The South China Sea is strategically and economically important to both China and the U.S., setting up a potential power struggle that could spark conflict.
The U.S. Supreme Court heard oral arguments in a lawsuit blocking the Biden administration’s student loan debt cancellation program.
Former President Jimmy Carter’s legacy of service is rooted in his Christian faith.
Twenty-four faculty from UT met with policymakers and legislators during a 3-day visit to D.C.
Voter demographics and policy priorities are two recurrent big issues on Election Day – but shifts in election administration and voting laws are new challenges influencing the midterms.
The complexity of the Latino community needs to be understood in order for the US’ second largest ethnic group to be adequately represented in our democracy.
Parties to the conflict in Ethiopia’s Tigray region have agreed to end hostilities after two years. Here is a selection of previously published articles on its devastating consequences.
In the Shelby v. Holder decision, a key section of the landmark 1965 Voting Rights Act was eliminated, enabling states with a history of racial discrimination to enact new voting laws.
Leaders at the centre of the Ethio-Tigray war don’t believe in equal partnership. In their political cultures, winners take all.
“You Might Be Right,” a podcast hosted by former Tennessee governors Phil Bredesen and Bill Haslam, has garnered media attention nationally, across the state and locally.
Ethiopia’s largest region is pushing for self-determination, which hasn’t gone down well with Prime Minister Abiy Ahmed’s vision of a centralized state.

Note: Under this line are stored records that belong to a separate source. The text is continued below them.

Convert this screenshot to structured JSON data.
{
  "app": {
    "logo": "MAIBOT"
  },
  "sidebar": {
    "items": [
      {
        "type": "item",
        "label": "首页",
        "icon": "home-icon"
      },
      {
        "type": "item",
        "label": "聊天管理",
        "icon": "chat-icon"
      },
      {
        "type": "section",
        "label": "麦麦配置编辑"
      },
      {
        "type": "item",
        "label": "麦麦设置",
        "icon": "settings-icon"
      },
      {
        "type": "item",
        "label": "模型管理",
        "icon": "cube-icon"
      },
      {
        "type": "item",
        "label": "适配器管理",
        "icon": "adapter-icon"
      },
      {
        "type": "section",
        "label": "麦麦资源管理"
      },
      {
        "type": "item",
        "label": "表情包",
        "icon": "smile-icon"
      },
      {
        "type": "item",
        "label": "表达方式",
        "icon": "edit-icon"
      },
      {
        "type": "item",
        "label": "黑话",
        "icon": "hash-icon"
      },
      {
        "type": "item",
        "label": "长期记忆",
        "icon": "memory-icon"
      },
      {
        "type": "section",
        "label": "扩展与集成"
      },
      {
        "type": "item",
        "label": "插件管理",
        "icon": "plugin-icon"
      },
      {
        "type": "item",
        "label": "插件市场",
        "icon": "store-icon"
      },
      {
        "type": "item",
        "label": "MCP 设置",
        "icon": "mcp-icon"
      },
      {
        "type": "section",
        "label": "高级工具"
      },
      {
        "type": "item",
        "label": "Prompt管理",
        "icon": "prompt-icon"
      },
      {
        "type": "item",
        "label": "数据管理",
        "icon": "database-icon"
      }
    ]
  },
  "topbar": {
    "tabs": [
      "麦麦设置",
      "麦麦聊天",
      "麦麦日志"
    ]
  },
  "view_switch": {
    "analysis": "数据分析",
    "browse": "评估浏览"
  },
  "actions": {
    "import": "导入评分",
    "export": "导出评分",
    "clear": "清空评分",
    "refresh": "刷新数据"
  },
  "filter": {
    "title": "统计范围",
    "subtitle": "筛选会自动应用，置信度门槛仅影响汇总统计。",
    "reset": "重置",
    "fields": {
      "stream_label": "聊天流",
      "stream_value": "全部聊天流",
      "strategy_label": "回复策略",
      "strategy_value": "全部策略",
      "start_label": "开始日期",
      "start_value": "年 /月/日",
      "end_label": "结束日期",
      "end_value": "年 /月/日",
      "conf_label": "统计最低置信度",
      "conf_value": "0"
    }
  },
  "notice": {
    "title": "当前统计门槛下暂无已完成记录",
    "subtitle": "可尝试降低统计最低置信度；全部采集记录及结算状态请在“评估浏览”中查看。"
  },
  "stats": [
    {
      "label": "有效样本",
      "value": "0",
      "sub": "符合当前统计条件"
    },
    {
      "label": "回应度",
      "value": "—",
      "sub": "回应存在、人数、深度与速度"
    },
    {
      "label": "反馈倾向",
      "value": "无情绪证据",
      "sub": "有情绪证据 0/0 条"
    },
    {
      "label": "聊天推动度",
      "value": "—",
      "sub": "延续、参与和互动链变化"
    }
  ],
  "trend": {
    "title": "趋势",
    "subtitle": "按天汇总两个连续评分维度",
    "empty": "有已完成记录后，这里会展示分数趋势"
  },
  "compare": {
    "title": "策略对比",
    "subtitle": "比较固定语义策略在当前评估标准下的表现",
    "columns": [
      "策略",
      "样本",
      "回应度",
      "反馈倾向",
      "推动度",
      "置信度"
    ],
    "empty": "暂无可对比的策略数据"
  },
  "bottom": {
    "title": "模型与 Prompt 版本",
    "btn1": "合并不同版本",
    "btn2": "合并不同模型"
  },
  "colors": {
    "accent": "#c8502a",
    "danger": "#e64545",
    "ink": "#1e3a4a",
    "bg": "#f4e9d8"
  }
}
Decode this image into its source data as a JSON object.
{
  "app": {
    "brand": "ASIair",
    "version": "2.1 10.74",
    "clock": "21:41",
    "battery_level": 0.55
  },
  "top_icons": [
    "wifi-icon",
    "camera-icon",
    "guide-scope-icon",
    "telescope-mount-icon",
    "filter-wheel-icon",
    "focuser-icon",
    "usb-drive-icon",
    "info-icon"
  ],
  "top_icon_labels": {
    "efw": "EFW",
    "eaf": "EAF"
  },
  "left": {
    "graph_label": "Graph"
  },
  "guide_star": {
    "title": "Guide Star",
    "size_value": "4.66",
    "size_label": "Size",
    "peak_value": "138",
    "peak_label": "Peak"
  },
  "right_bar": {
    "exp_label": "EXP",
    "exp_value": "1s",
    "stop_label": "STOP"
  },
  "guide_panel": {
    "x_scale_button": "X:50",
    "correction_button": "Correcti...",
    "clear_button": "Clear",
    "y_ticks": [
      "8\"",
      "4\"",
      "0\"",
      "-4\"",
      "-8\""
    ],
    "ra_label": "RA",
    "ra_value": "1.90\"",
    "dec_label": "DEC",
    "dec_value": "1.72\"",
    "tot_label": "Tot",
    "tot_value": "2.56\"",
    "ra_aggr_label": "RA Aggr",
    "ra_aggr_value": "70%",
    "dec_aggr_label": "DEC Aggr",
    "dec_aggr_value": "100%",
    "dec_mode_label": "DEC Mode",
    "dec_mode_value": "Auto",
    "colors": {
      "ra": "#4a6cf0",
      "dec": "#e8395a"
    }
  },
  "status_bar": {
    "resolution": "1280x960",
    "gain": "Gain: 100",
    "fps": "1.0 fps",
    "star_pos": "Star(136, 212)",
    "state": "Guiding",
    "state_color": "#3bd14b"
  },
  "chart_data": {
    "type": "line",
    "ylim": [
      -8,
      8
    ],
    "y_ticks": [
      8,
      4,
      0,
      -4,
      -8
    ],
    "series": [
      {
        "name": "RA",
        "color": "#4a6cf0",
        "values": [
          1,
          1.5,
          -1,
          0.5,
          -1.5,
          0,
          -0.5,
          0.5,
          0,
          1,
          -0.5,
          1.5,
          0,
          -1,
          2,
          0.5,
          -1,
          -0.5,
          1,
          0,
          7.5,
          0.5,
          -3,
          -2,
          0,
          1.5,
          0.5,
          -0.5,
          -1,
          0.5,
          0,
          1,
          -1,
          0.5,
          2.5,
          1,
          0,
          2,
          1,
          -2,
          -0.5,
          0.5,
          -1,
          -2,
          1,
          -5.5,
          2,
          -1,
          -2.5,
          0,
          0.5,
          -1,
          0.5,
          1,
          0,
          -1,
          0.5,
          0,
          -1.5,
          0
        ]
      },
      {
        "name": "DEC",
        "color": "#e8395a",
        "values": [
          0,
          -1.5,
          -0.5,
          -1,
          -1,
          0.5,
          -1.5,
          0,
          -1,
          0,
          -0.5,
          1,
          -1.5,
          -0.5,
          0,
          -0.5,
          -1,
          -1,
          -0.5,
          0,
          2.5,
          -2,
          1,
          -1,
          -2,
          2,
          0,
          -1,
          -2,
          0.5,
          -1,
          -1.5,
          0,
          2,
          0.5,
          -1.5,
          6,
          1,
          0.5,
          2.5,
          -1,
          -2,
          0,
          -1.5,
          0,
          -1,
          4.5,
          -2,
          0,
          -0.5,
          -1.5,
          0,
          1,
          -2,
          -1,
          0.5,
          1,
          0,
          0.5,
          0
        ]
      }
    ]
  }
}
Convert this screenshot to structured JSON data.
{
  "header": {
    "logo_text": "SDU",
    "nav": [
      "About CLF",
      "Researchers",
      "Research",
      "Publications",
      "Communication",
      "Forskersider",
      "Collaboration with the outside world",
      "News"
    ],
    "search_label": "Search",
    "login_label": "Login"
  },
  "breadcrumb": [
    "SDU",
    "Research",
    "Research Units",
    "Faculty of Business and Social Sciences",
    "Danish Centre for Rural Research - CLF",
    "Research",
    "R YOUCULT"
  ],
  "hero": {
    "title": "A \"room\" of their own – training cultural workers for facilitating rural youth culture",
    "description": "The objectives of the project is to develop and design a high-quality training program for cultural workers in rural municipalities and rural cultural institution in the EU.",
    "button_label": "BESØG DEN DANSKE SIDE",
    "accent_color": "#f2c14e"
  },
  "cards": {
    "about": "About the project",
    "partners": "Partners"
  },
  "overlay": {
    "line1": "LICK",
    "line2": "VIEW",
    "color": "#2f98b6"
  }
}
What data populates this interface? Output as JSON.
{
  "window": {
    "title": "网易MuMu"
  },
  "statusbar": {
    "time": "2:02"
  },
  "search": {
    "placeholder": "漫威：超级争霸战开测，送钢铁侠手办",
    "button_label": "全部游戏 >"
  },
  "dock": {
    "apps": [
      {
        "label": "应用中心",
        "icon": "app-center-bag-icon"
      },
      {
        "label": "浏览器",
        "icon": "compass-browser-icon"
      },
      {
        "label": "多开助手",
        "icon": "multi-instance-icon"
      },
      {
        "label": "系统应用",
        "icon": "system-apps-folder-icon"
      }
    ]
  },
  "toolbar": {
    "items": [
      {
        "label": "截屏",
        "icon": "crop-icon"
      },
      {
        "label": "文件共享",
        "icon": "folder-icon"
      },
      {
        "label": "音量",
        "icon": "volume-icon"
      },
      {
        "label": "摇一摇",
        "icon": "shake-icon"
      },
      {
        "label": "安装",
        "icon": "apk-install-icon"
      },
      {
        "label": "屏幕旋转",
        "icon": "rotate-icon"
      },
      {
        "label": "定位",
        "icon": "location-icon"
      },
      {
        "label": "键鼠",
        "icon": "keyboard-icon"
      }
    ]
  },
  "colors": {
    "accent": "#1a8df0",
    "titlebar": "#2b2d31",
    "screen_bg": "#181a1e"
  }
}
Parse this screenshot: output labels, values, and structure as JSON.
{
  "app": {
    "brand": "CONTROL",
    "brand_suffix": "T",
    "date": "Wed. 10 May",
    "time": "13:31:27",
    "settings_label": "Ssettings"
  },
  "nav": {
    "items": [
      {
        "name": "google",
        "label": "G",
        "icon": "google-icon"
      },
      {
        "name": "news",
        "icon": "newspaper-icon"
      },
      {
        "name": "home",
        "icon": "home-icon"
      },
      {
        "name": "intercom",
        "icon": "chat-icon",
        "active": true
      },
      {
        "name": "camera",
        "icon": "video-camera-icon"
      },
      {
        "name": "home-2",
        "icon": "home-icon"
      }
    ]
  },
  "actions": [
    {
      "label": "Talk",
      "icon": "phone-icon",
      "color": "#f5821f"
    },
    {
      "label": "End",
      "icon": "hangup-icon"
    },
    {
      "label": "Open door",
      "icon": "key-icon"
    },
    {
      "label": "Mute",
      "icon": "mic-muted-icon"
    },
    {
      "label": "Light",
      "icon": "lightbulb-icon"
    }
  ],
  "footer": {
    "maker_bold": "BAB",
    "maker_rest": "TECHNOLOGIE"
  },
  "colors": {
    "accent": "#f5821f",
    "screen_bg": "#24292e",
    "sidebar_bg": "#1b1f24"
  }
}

Land Grant Films, a documentary production program at the University of Tennessee, Knoxville, is partnering with the university’s Howard H. Baker Jr. Center for Public Policy to create a documentary exploring American politics through the lens of Baker’s life.